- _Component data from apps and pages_
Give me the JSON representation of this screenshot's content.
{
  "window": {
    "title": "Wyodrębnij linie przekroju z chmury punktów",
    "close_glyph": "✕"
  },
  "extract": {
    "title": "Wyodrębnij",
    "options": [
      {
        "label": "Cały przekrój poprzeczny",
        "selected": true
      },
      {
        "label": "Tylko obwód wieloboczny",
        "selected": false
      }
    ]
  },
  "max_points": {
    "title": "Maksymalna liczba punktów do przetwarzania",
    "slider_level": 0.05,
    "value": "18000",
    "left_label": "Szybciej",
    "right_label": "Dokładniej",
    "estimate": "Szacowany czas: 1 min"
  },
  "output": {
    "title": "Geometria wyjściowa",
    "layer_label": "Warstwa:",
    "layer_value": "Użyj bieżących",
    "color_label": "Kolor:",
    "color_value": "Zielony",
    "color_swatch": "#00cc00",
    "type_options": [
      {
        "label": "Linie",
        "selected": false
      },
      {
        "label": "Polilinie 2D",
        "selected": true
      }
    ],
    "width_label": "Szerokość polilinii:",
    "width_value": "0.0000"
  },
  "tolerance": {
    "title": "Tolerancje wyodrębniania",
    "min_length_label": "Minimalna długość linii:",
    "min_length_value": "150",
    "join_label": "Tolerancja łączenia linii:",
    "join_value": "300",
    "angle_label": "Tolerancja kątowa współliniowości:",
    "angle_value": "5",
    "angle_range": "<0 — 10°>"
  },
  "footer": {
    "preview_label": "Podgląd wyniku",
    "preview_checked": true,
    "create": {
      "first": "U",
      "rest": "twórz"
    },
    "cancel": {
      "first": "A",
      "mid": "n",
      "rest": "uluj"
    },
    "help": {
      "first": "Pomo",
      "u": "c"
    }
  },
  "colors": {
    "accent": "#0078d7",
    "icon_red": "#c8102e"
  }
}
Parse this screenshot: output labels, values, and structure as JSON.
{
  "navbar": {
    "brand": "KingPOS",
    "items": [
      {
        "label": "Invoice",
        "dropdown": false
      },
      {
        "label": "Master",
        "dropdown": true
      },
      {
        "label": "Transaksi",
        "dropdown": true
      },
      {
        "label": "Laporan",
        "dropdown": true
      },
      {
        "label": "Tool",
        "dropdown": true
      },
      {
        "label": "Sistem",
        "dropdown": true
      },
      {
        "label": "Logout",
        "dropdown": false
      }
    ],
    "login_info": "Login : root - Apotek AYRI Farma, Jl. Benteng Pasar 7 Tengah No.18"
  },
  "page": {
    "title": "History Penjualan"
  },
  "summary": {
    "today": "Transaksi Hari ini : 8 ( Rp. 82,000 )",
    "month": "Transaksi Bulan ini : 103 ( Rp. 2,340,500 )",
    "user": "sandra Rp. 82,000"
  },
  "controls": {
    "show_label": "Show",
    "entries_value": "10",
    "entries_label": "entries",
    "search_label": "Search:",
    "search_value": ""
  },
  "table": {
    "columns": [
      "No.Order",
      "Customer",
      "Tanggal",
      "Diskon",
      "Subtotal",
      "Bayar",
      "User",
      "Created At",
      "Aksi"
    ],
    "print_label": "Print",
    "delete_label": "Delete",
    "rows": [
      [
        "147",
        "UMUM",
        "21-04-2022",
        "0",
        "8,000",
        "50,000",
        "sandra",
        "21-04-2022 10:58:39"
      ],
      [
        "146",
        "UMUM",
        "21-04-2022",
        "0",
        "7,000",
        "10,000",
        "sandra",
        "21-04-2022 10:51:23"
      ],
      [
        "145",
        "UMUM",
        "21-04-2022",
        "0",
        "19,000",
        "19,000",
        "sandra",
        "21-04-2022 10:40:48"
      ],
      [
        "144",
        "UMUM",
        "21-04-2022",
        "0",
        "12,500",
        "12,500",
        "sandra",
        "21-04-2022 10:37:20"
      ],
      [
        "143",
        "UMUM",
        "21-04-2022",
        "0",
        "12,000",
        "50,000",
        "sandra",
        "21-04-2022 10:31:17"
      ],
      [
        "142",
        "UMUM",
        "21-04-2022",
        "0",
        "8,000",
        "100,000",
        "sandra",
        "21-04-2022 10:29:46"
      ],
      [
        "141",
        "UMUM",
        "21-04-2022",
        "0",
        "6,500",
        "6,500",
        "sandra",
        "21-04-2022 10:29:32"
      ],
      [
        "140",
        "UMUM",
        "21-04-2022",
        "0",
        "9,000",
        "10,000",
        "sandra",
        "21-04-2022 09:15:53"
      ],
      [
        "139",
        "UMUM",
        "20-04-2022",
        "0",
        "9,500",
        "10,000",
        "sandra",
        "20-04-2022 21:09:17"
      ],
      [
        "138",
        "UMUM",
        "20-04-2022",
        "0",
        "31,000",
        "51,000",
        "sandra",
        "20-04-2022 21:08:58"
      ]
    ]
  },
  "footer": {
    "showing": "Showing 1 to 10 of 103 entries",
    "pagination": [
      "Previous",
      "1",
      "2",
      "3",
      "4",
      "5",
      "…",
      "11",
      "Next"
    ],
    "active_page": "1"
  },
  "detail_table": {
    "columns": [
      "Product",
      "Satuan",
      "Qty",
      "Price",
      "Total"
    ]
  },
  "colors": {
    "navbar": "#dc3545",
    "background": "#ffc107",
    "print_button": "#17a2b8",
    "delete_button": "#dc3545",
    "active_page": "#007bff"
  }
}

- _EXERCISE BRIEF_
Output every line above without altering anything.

- _SOLUTION TO THE EXERCISE_
Give me the JSON representation of this screenshot's content.
{
  "window": {
    "title": "Wyodrębnij linie przekroju z chmury punktów",
    "close_glyph": "✕"
  },
  "extract": {
    "title": "Wyodrębnij",
    "options": [
      {
        "label": "Cały przekrój poprzeczny",
        "selected": true
      },
      {
        "label": "Tylko obwód wieloboczny",
        "selected": false
      }
    ]
  },
  "max_points": {
    "title": "Maksymalna liczba punktów do przetwarzania",
    "slider_level": 0.05,
    "value": "18000",
    "left_label": "Szybciej",
    "right_label": "Dokładniej",
    "estimate": "Szacowany czas: 1 min"
  },
  "output": {
    "title": "Geometria wyjściowa",
    "layer_label": "Warstwa:",
    "layer_value": "Użyj bieżących",
    "color_label": "Kolor:",
    "color_value": "Zielony",
    "color_swatch": "#00cc00",
    "type_options": [
      {
        "label": "Linie",
        "selected": false
      },
      {
        "label": "Polilinie 2D",
        "selected": true
      }
    ],
    "width_label": "Szerokość polilinii:",
    "width_value": "0.0000"
  },
  "tolerance": {
    "title": "Tolerancje wyodrębniania",
    "min_length_label": "Minimalna długość linii:",
    "min_length_value": "150",
    "join_label": "Tolerancja łączenia linii:",
    "join_value": "300",
    "angle_label": "Tolerancja kątowa współliniowości:",
    "angle_value": "5",
    "angle_range": "<0 — 10°>"
  },
  "footer": {
    "preview_label": "Podgląd wyniku",
    "preview_checked": true,
    "create": {
      "first": "U",
      "rest": "twórz"
    },
    "cancel": {
      "first": "A",
      "mid": "n",
      "rest": "uluj"
    },
    "help": {
      "first": "Pomo",
      "u": "c"
    }
  },
  "colors": {
    "accent": "#0078d7",
    "icon_red": "#c8102e"
  }
}
Parse this screenshot: output labels, values, and structure as JSON.
{
  "navbar": {
    "brand": "KingPOS",
    "items": [
      {
        "label": "Invoice",
        "dropdown": false
      },
      {
        "label": "Master",
        "dropdown": true
      },
      {
        "label": "Transaksi",
        "dropdown": true
      },
      {
        "label": "Laporan",
        "dropdown": true
      },
      {
        "label": "Tool",
        "dropdown": true
      },
      {
        "label": "Sistem",
        "dropdown": true
      },
      {
        "label": "Logout",
        "dropdown": false
      }
    ],
    "login_info": "Login : root - Apotek AYRI Farma, Jl. Benteng Pasar 7 Tengah No.18"
  },
  "page": {
    "title": "History Penjualan"
  },
  "summary": {
    "today": "Transaksi Hari ini : 8 ( Rp. 82,000 )",
    "month": "Transaksi Bulan ini : 103 ( Rp. 2,340,500 )",
    "user": "sandra Rp. 82,000"
  },
  "controls": {
    "show_label": "Show",
    "entries_value": "10",
    "entries_label": "entries",
    "search_label": "Search:",
    "search_value": ""
  },
  "table": {
    "columns": [
      "No.Order",
      "Customer",
      "Tanggal",
      "Diskon",
      "Subtotal",
      "Bayar",
      "User",
      "Created At",
      "Aksi"
    ],
    "print_label": "Print",
    "delete_label": "Delete",
    "rows": [
      [
        "147",
        "UMUM",
        "21-04-2022",
        "0",
        "8,000",
        "50,000",
        "sandra",
        "21-04-2022 10:58:39"
      ],
      [
        "146",
        "UMUM",
        "21-04-2022",
        "0",
        "7,000",
        "10,000",
        "sandra",
        "21-04-2022 10:51:23"
      ],
      [
        "145",
        "UMUM",
        "21-04-2022",
        "0",
        "19,000",
        "19,000",
        "sandra",
        "21-04-2022 10:40:48"
      ],
      [
        "144",
        "UMUM",
        "21-04-2022",
        "0",
        "12,500",
        "12,500",
        "sandra",
        "21-04-2022 10:37:20"
      ],
      [
        "143",
        "UMUM",
        "21-04-2022",
        "0",
        "12,000",
        "50,000",
        "sandra",
        "21-04-2022 10:31:17"
      ],
      [
        "142",
        "UMUM",
        "21-04-2022",
        "0",
        "8,000",
        "100,000",
        "sandra",
        "21-04-2022 10:29:46"
      ],
      [
        "141",
        "UMUM",
        "21-04-2022",
        "0",
        "6,500",
        "6,500",
        "sandra",
        "21-04-2022 10:29:32"
      ],
      [
        "140",
        "UMUM",
        "21-04-2022",
        "0",
        "9,000",
        "10,000",
        "sandra",
        "21-04-2022 09:15:53"
      ],
      [
        "139",
        "UMUM",
        "20-04-2022",
        "0",
        "9,500",
        "10,000",
        "sandra",
        "20-04-2022 21:09:17"
      ],
      [
        "138",
        "UMUM",
        "20-04-2022",
        "0",
        "31,000",
        "51,000",
        "sandra",
        "20-04-2022 21:08:58"
      ]
    ]
  },
  "footer": {
    "showing": "Showing 1 to 10 of 103 entries",
    "pagination": [
      "Previous",
      "1",
      "2",
      "3",
      "4",
      "5",
      "…",
      "11",
      "Next"
    ],
    "active_page": "1"
  },
  "detail_table": {
    "columns": [
      "Product",
      "Satuan",
      "Qty",
      "Price",
      "Total"
    ]
  },
  "colors": {
    "navbar": "#dc3545",
    "background": "#ffc107",
    "print_button": "#17a2b8",
    "delete_button": "#dc3545",
    "active_page": "#007bff"
  }
}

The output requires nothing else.